Here in NC, in my Congressional District, we now have a Republican, replacing the long-time Congressman Ethridge. (Update--Ethridge is demanding a recount, so this one isn't decided quite yet.) And in my county, Republicans have swept into the Board of Commissioners.  This should mean renewed efforts to make life inhospitable for our Mexican and Central American residents, as well as a cessation of all attempts to make plans for orderly land development and long-term waste and trash solutions. So, if you happen to want to relocate your Lead Smelting Plant to the sunny South, give Chatham County a look.  We're gonna be open for bidness from now on, and Union Labor is illegal in North Carolina--we have a "Right to Work" law.  Our out-going Commissioners lost by about 1%.  Nationwide, demographics which enabled the so-called "liberal sweep" two years ago were down by several percentage points this time around.   There's a relationship between the Satanic power of advertising and these slack asses who didn't bother to get to the polls.  Just sayin'.

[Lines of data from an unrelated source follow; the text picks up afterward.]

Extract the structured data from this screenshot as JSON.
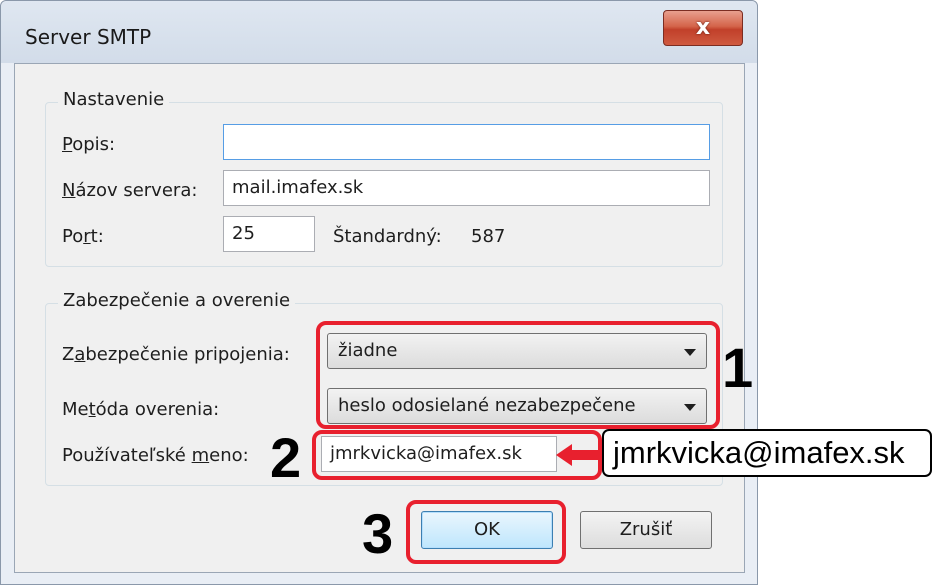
{
  "window": {
    "title": "Server SMTP",
    "close_glyph": "x"
  },
  "settings_group": {
    "title": "Nastavenie",
    "description": {
      "label_pre": "",
      "label_u": "P",
      "label_post": "opis:",
      "value": ""
    },
    "server_name": {
      "label_pre": "",
      "label_u": "N",
      "label_post": "ázov servera:",
      "value": "mail.imafex.sk"
    },
    "port": {
      "label_pre": "Po",
      "label_u": "r",
      "label_post": "t:",
      "value": "25",
      "default_label": "Štandardný:",
      "default_value": "587"
    }
  },
  "security_group": {
    "title": "Zabezpečenie a overenie",
    "connection_security": {
      "label_pre": "Z",
      "label_u": "a",
      "label_post": "bezpečenie pripojenia:",
      "value": "žiadne"
    },
    "auth_method": {
      "label_pre": "Me",
      "label_u": "t",
      "label_post": "óda overenia:",
      "value": "heslo odosielané nezabezpečene"
    },
    "username": {
      "label_pre": "Používateľské ",
      "label_u": "m",
      "label_post": "eno:",
      "value": "jmrkvicka@imafex.sk"
    }
  },
  "buttons": {
    "ok": "OK",
    "cancel": "Zrušiť"
  },
  "annotations": {
    "step1": "1",
    "step2": "2",
    "step3": "3",
    "callout_text": "jmrkvicka@imafex.sk",
    "highlight_color": "#e8202e"
  }
}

It might also be nice if, one day some day, a few preachers would tell their flocks that the message of Jesus was not that it was ok to lynch people.  That seems to be the message of one Preacher John Jones of Liberty, NC.  Mr. Jones put out flyers on election day telling everyone with a windshield to vote straight ticket Republican because the Democrats were baby killers and socialists, and he suggests that while Hitler killed six million Jews, Obama and the Democrats have killed fifty million babies.  Mr. Jones is no doubt in the lemonade camp with Ms Angle.  Mr. Jones even included his email with his flyer.  If I was an asshole I guess I would include it here in the hope that it would be collected by some bot or other and cause him to be spammed ceaseless.  Fortunately for Mr. Jones, Jesus did not suggest that if your neighbor is an asshole, you should be an asshole right back at him. 

Tuesday, November 2, 2010

Votin' Day

well the race is on and here comes heartbreak

You have a brief day to vote, if you haven't.  In North Carolina we vote for judges, and they've developed some sort of mathematical computer assisted gizmo (probably using software cobbled from the BCS system of bowl selection) called the instant run-off (since run-offs are expensive, and there are lots of candidate judges that no one knows).  So, have fun with that, but read the instructions. You cannot shotgun-vote, which is counter-intuitive to me anyways  Otherwise, good luck and be a good citizen.  I'm sure you know who I'm voting for.

Some random facts.  Andrew Breitbart is going to be on the ABC news team covering the election this year.  That's it for ABC in my book.  Makes me happy I live in a little shadow spot on the globe where my Dish won't give me local programming.  Also, yesterday Limbaugh revealed his true "reasoning" for being such a determined dick (aside from making millions of dollars)--this election, he said, was an exercise in kicking all the pretty people who ran high school out.  That's what he said.  He used "like" in there somewhere, to show it was a metaphor.  I'm thinking he actually revealed a little of his own psychology.   Pat Buchannan seemed to be hedging his landslide bets a bit last night on Hard Ball, as did Limbaugh yesterday.   After the dust settles, be sure to put a big star on the calendar denoting the day the Tea Party subjects the defense budget to their oh most serious fiscal principles.  And another on the day you predict they start an investigation of Mr. Obama's place of birth.  And let us know which of these future days you predict comes first.

That's about it for the election.  It's up to America to get out and vote.  As for NASCAR, I'm with Charles Pierce.